Confederate symbols and monuments gained renewed prominence in the mid-twentieth century, supporters of white supremacy felt increasingly threatened by the growing civil rights movement. Throughout the 1950s and 1960s, scores of new Confederate monuments were added to the Southern landscape, many in direct response to federal desegregation efforts. In 1955, one year after the Supreme Court struck down segregated public schools in Brown v. Board of Education, a bronze figure of Robert E. Lee was installed in front of then all-white Robert E. Lee High School in Montgomery, Alabama. A few months later, in its own act of defiance, the state of Georgia redesigned its state flag to include the Confederate battle flag. This is the modern heritage of Confederate iconography.
Many Southern states continue to glorify these symbols of resistance to racial equality and resist efforts to honestly reflect on their origins. In recent years, Alabama, Georgia, Mississippi, North Carolina, South Carolina, Tennessee, and Virginia have passed “heritage” laws to shield Confederate monuments from growing public pressure to remove or relocate them.
Though Alabama has not reinstalled the Confederate flag removed from the capitol in 2015, an eighty-eight-foot-tall Confederate Monument remains prominently displayed on the Capitol grounds. The Monument includes an inscription that honors “the knightliest of the knightly race…” Currently, at least fifty-nine markers documenting Confederate history are visible throughout the city of Montgomery. Statewide, Alabama is home to at least one-hundred Confederate monuments.
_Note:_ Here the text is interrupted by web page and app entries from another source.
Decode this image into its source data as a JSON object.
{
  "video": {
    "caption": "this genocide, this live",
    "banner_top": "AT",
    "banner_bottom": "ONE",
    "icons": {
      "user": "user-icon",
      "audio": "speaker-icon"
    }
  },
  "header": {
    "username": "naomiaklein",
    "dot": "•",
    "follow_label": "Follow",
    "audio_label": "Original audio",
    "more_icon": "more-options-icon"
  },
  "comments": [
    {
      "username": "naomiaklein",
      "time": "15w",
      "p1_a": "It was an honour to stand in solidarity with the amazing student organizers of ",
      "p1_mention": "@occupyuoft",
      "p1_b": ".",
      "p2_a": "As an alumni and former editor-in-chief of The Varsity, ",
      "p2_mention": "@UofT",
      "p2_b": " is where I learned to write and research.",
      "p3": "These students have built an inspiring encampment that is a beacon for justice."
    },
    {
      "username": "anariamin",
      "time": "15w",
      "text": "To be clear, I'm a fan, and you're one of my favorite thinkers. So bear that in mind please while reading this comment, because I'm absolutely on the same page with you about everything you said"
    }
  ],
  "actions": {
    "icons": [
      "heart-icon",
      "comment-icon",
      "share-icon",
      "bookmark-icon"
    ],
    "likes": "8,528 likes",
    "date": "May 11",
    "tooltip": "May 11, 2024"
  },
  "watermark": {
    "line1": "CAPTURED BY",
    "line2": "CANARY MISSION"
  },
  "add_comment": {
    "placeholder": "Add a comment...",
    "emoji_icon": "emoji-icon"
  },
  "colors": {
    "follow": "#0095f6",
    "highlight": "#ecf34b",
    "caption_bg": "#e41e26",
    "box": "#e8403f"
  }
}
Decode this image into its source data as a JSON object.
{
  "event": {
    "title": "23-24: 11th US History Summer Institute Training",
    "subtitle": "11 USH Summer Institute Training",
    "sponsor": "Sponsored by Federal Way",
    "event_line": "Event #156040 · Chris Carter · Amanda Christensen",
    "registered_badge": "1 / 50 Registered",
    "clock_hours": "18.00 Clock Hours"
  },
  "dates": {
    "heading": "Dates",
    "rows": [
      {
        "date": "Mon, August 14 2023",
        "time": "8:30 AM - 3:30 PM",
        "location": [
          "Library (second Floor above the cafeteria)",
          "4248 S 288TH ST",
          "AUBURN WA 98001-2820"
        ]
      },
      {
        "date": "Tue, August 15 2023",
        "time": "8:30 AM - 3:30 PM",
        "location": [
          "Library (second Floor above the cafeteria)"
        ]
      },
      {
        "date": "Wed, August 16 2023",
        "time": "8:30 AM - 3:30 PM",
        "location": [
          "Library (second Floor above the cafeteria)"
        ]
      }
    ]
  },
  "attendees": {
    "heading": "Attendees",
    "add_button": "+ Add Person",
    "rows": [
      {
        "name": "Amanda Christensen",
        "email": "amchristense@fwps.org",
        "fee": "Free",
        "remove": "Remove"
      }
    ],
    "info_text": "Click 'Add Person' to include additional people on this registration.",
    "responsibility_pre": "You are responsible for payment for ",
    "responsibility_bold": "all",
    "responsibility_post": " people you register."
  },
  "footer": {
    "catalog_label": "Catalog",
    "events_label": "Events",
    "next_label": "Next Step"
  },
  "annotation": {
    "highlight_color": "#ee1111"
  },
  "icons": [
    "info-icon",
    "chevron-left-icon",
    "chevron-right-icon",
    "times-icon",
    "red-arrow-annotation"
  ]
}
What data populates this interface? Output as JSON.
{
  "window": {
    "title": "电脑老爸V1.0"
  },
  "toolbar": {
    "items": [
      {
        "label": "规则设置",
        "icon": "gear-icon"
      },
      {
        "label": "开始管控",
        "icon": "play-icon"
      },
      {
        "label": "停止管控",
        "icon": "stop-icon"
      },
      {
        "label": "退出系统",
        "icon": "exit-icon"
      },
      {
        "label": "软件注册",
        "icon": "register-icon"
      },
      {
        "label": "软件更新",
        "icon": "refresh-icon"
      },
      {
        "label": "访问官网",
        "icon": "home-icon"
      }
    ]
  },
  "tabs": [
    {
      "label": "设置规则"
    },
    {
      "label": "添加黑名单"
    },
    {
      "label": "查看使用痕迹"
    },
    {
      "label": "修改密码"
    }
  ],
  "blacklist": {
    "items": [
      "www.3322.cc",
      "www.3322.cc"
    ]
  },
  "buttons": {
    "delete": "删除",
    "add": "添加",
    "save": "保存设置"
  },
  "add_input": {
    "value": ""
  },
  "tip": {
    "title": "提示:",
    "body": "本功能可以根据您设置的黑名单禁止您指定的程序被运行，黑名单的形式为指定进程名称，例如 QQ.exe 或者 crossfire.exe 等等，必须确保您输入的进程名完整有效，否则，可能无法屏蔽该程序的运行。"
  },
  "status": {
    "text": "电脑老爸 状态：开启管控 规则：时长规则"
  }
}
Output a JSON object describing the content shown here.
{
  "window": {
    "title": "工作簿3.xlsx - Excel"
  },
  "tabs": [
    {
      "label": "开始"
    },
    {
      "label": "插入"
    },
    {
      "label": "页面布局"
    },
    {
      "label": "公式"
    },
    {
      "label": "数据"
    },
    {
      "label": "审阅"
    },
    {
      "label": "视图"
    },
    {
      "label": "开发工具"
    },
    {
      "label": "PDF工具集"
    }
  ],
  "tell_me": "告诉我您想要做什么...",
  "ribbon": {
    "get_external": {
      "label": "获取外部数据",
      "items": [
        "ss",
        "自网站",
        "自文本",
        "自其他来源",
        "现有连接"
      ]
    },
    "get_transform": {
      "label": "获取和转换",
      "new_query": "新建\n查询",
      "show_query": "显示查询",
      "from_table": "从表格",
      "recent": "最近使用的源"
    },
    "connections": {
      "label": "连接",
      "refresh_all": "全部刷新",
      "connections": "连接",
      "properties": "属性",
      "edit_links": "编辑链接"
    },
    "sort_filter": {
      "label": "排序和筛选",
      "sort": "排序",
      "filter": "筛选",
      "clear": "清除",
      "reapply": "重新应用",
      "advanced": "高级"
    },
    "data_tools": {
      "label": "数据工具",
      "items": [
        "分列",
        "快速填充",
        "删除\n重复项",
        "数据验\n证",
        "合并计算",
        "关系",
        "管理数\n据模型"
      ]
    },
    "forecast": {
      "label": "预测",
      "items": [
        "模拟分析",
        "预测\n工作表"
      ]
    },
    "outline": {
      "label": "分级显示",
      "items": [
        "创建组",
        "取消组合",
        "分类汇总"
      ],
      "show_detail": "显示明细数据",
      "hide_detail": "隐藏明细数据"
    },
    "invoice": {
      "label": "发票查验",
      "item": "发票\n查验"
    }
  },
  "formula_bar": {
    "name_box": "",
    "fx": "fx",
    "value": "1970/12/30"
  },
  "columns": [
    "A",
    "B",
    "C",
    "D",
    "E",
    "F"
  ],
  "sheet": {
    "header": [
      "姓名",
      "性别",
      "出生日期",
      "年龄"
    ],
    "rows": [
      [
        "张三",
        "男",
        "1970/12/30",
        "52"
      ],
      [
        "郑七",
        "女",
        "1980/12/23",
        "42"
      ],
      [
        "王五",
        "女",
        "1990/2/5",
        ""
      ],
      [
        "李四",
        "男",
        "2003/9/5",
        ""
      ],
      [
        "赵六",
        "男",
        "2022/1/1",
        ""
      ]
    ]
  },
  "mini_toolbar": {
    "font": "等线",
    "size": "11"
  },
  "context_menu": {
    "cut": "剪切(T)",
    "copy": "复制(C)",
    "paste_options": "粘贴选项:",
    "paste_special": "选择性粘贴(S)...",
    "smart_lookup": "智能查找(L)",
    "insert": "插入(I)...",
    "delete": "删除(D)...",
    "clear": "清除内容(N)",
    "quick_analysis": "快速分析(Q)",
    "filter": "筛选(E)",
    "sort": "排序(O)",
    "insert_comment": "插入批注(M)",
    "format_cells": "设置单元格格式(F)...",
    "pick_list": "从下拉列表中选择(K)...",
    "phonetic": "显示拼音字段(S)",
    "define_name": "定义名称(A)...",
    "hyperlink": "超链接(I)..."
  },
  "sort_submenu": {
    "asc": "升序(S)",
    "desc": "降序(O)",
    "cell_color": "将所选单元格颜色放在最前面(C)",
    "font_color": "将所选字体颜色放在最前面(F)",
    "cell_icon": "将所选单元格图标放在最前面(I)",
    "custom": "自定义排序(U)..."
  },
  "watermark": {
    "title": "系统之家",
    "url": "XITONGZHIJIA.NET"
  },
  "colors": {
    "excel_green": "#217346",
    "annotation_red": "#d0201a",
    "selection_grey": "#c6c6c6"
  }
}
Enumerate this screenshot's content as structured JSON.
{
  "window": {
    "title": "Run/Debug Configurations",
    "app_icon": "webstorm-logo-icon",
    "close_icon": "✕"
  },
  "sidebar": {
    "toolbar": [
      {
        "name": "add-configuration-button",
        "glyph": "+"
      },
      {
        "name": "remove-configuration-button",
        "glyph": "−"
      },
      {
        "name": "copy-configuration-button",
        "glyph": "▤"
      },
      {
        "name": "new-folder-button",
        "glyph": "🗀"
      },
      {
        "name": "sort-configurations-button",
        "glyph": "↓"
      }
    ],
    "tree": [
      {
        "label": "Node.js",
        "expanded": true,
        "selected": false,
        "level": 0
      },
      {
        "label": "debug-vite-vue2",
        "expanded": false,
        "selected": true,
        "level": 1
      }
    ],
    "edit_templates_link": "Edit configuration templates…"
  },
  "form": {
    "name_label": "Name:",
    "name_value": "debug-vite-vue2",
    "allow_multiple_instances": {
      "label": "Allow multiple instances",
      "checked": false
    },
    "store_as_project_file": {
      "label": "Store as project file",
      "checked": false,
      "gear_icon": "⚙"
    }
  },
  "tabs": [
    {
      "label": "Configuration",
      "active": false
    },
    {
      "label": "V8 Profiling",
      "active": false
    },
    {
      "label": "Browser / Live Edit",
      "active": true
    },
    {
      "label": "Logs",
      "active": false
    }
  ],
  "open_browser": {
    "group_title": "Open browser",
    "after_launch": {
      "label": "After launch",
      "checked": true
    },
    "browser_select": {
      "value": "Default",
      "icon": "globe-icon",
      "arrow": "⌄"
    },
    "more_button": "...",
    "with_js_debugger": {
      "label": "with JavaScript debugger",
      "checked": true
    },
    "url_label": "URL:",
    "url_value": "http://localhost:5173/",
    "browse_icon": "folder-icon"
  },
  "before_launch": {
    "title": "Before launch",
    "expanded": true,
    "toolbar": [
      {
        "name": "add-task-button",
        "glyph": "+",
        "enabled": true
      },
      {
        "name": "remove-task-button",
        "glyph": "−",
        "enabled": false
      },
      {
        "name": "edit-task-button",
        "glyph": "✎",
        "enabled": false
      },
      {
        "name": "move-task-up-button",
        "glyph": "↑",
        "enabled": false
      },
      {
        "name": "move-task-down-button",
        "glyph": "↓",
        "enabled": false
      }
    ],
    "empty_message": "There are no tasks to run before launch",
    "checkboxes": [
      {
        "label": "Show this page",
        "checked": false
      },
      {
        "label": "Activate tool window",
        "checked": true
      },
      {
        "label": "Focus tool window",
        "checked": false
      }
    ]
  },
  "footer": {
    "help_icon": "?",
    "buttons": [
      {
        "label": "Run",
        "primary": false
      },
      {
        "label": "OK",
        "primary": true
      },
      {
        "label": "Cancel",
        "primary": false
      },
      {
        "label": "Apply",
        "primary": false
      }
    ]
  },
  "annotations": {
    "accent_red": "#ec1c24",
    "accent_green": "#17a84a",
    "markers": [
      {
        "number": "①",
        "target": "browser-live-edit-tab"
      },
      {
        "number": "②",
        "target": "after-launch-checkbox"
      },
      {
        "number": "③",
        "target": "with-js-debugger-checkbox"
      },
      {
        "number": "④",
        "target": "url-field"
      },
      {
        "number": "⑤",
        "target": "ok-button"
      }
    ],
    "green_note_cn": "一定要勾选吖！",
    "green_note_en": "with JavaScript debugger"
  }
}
At least twenty-five percent of Confederate monuments at Alabama courthouses were erected within the last thirty years.
Can someone who claims the Confederate flag as their heritage please qualify what that means?